Information:
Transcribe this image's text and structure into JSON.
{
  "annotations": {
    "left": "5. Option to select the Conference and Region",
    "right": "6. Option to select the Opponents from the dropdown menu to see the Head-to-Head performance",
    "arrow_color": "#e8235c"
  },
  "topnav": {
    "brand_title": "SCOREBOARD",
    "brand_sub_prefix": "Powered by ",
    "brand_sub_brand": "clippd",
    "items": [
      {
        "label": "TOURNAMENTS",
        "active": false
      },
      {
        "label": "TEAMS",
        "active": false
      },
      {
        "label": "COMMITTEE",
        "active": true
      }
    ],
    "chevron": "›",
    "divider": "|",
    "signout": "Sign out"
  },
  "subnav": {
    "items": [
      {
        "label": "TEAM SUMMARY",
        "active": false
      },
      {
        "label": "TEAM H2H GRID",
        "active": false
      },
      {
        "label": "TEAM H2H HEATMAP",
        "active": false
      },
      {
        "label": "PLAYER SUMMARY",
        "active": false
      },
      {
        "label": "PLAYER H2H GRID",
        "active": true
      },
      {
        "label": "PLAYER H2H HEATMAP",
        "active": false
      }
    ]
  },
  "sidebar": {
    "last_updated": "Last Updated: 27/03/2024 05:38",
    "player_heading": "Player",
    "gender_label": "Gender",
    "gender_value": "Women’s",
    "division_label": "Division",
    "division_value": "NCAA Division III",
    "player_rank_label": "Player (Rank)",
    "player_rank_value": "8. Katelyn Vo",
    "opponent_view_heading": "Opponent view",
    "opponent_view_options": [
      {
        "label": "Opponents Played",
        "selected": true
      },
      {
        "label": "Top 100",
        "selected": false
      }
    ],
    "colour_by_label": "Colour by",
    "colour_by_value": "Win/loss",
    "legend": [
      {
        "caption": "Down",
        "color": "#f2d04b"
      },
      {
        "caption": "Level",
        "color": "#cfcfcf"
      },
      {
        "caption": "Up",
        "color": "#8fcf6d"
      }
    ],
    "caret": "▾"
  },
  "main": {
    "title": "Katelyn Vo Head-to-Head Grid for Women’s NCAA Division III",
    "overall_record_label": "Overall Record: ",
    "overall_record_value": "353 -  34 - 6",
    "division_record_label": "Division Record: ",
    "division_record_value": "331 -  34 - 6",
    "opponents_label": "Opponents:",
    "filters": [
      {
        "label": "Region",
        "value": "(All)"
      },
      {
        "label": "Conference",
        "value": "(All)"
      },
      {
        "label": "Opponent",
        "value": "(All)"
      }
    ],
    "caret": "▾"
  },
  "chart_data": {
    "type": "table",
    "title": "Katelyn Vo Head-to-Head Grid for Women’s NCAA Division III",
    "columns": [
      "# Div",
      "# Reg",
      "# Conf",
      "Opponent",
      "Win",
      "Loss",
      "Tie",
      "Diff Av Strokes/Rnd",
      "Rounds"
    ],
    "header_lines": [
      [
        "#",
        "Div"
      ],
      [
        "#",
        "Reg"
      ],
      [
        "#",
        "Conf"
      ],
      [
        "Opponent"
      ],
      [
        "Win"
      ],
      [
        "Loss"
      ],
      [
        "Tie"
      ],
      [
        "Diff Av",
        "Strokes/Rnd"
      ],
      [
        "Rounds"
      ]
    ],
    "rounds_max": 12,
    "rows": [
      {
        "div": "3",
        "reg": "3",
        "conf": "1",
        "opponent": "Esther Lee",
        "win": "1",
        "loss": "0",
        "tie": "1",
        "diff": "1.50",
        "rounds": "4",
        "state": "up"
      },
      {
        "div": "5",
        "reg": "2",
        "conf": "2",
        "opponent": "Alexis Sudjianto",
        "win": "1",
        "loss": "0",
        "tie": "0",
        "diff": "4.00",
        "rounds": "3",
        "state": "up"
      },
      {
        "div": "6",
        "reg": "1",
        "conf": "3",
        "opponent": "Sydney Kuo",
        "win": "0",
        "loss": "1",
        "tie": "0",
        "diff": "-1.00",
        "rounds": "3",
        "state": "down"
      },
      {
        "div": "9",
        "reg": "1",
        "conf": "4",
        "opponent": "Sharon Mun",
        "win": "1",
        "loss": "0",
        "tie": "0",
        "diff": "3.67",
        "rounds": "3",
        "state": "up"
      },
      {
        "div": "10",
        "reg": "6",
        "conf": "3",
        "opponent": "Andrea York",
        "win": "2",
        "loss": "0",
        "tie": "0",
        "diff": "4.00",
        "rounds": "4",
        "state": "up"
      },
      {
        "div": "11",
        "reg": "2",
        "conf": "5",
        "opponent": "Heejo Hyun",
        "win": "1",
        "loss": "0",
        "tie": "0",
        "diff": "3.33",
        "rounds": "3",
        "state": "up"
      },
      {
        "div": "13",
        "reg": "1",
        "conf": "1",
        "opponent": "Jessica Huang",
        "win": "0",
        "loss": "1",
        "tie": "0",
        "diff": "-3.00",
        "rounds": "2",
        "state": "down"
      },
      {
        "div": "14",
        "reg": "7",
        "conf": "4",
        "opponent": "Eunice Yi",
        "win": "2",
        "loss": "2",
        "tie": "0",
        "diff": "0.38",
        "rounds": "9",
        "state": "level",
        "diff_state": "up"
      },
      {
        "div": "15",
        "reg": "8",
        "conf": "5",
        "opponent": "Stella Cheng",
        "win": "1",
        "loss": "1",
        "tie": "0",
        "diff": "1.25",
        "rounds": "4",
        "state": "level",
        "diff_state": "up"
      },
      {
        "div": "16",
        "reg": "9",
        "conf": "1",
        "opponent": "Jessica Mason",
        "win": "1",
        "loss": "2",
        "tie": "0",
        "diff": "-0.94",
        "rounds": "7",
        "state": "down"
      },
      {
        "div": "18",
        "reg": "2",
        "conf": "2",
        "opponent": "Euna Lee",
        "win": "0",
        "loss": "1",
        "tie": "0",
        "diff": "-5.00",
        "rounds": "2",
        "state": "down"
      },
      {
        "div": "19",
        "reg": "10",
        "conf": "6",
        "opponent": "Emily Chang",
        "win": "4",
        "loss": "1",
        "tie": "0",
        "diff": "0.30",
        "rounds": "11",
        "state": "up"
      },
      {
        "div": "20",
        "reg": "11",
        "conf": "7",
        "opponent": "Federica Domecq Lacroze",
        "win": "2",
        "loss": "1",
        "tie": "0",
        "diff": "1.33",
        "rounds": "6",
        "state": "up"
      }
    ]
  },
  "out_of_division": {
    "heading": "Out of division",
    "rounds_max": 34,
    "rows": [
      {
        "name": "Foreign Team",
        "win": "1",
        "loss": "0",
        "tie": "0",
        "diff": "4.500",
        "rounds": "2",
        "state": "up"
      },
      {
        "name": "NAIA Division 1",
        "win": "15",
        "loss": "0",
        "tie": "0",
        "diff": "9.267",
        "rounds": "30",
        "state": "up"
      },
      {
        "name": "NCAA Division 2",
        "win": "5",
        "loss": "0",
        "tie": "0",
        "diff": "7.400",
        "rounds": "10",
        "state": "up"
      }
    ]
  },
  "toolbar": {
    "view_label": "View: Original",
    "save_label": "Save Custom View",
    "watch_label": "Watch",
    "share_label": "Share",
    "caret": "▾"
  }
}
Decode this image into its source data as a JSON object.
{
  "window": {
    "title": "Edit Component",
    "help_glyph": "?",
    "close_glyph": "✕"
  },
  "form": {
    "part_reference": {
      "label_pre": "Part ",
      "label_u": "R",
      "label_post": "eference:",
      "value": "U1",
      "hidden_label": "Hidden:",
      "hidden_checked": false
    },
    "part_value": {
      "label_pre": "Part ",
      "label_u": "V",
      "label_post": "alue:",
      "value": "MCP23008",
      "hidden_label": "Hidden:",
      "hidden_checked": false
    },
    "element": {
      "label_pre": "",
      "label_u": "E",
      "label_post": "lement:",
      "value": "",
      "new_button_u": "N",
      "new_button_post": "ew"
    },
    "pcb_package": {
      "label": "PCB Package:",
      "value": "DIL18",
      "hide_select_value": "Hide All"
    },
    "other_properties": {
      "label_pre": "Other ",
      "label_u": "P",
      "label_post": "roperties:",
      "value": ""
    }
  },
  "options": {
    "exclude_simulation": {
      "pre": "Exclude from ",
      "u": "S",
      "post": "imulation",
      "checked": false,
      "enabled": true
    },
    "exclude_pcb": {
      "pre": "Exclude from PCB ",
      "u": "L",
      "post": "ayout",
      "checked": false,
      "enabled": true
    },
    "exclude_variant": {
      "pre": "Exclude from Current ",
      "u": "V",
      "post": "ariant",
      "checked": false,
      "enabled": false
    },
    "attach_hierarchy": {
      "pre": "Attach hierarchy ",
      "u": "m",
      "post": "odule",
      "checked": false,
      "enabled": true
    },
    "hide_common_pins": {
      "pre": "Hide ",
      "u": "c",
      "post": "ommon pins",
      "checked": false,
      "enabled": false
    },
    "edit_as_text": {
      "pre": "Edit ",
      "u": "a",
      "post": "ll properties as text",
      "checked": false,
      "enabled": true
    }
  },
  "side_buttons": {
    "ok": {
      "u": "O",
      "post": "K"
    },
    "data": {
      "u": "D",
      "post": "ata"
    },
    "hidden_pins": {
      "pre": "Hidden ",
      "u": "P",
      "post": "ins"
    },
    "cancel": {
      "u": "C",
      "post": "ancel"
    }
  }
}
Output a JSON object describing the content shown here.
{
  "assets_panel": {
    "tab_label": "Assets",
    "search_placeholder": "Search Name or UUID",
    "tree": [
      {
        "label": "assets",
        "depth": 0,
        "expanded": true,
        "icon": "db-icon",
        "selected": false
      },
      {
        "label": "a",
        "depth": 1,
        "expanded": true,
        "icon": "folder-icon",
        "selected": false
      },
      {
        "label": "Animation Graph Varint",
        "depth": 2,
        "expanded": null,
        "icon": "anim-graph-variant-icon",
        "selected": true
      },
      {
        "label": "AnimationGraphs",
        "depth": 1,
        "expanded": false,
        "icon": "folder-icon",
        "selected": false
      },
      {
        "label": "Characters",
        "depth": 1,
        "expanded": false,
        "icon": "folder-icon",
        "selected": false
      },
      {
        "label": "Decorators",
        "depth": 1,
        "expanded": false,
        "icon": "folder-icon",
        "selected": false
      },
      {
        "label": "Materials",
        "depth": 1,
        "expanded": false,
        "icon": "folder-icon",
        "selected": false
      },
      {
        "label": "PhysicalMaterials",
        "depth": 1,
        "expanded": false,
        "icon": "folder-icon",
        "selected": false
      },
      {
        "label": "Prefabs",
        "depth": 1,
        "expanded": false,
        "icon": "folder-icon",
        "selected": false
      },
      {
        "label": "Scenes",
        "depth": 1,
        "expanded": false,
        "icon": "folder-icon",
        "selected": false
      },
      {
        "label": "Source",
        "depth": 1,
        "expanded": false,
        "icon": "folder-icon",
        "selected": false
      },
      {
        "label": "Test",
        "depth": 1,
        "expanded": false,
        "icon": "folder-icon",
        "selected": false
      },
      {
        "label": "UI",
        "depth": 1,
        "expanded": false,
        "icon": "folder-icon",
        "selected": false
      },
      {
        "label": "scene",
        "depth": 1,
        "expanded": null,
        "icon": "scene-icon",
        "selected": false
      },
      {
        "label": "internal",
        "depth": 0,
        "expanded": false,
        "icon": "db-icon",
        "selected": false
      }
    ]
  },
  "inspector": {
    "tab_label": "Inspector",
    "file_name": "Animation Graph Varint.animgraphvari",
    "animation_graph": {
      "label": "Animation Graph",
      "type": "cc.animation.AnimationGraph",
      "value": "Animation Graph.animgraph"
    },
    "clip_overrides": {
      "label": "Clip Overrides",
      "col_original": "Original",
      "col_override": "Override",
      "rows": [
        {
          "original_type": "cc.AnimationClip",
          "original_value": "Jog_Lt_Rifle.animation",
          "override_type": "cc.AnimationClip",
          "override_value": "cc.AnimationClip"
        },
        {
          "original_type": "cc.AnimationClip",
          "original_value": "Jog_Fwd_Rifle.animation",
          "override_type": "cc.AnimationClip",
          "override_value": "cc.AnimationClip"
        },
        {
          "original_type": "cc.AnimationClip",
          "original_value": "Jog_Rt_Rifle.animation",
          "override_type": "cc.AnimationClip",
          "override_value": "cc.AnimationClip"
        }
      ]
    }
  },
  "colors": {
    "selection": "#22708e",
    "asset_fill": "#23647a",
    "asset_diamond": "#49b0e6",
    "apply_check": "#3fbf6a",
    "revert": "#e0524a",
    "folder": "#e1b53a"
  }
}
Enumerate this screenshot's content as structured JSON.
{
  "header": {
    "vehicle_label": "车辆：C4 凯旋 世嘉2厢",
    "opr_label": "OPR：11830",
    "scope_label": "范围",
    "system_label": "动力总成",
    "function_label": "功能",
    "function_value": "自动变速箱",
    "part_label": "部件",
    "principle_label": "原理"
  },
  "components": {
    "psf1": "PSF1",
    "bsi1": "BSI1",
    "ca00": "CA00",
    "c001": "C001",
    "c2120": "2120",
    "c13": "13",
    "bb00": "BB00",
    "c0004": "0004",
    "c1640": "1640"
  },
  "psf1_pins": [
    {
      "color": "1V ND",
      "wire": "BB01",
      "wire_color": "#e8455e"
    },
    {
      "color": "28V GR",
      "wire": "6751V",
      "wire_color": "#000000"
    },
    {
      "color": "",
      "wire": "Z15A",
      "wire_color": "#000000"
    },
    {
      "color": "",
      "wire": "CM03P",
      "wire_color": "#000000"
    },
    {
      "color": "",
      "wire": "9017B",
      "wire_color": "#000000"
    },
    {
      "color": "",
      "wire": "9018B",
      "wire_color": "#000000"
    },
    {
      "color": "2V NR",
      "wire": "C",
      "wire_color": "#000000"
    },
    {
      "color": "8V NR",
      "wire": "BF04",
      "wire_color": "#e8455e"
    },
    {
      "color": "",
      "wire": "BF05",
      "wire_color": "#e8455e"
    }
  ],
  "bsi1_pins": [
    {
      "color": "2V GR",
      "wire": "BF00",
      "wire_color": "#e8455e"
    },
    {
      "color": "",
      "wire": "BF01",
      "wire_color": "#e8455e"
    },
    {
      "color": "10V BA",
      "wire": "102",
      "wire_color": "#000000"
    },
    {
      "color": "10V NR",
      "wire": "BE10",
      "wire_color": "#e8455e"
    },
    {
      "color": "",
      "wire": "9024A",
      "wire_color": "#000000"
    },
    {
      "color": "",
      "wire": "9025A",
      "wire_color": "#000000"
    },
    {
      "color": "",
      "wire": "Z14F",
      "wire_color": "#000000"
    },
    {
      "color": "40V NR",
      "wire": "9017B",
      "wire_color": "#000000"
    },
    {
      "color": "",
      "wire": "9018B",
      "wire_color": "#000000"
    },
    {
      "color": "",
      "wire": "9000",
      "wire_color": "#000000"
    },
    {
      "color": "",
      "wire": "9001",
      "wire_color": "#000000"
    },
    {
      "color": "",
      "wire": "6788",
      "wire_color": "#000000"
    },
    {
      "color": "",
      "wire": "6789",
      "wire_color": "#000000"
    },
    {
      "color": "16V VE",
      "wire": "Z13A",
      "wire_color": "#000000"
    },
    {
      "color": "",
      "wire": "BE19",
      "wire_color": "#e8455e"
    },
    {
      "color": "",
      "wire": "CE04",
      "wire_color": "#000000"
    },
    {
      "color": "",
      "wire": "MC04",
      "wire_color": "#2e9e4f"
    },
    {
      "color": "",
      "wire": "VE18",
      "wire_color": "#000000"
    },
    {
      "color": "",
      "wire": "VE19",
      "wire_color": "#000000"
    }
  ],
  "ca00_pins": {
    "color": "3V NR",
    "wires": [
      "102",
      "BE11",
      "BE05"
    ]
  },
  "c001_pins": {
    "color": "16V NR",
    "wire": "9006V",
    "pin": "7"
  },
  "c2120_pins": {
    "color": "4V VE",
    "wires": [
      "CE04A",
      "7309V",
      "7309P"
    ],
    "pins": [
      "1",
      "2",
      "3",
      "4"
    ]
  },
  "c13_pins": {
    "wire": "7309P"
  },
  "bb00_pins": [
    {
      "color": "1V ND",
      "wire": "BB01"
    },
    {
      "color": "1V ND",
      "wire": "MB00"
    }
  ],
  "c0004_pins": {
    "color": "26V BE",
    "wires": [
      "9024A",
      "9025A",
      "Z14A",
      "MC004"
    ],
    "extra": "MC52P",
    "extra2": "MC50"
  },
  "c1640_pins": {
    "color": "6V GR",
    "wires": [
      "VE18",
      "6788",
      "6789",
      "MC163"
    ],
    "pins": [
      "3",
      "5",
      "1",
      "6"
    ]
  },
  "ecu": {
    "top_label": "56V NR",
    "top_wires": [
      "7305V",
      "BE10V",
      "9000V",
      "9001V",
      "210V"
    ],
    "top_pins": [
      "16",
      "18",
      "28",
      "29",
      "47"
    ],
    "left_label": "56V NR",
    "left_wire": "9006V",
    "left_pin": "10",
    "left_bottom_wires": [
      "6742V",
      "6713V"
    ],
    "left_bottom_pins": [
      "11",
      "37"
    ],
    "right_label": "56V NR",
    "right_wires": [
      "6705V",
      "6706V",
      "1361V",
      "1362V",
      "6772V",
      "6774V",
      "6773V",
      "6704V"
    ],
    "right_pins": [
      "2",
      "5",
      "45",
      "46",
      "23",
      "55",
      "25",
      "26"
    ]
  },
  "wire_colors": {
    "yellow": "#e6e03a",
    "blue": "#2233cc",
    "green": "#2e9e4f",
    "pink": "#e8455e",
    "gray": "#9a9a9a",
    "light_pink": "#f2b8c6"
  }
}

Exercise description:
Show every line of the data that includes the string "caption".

Answer to this task:
        "caption": "Down",
        "caption": "Level",
        "caption": "Up",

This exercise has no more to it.